Content starts
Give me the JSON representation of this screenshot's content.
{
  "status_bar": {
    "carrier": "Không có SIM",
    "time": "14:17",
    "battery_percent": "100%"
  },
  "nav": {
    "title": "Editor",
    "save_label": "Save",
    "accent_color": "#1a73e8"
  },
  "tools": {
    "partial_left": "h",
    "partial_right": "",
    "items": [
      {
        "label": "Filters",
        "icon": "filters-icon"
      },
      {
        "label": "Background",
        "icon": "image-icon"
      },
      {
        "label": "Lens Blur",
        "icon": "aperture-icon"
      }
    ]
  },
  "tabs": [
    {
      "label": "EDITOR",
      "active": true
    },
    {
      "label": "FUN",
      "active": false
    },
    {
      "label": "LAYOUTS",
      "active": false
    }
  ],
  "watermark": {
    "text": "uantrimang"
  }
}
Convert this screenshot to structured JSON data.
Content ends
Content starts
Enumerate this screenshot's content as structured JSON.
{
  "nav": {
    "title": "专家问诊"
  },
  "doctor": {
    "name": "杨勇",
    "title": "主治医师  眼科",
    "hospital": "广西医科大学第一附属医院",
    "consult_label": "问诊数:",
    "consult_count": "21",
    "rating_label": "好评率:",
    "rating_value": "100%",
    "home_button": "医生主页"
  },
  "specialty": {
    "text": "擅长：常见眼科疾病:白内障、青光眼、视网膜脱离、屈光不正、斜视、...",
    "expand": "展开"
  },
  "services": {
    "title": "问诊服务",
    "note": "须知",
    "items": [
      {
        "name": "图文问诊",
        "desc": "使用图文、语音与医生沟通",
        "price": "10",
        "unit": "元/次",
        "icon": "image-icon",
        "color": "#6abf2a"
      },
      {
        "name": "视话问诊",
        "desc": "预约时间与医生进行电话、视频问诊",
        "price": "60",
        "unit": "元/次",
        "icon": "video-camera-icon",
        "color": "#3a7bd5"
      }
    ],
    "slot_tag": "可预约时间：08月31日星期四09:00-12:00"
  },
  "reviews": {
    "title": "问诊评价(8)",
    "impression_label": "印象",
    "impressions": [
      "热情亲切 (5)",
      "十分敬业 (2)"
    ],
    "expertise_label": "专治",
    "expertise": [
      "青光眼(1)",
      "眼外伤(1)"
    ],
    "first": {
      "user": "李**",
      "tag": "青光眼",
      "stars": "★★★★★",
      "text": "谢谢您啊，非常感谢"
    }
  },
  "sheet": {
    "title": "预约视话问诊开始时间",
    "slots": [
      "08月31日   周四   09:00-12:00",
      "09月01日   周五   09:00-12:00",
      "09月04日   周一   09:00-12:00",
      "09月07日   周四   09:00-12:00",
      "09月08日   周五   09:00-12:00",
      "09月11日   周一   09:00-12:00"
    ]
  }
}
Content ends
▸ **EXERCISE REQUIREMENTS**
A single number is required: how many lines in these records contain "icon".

▸ **EXERCISE RESPONSE**
5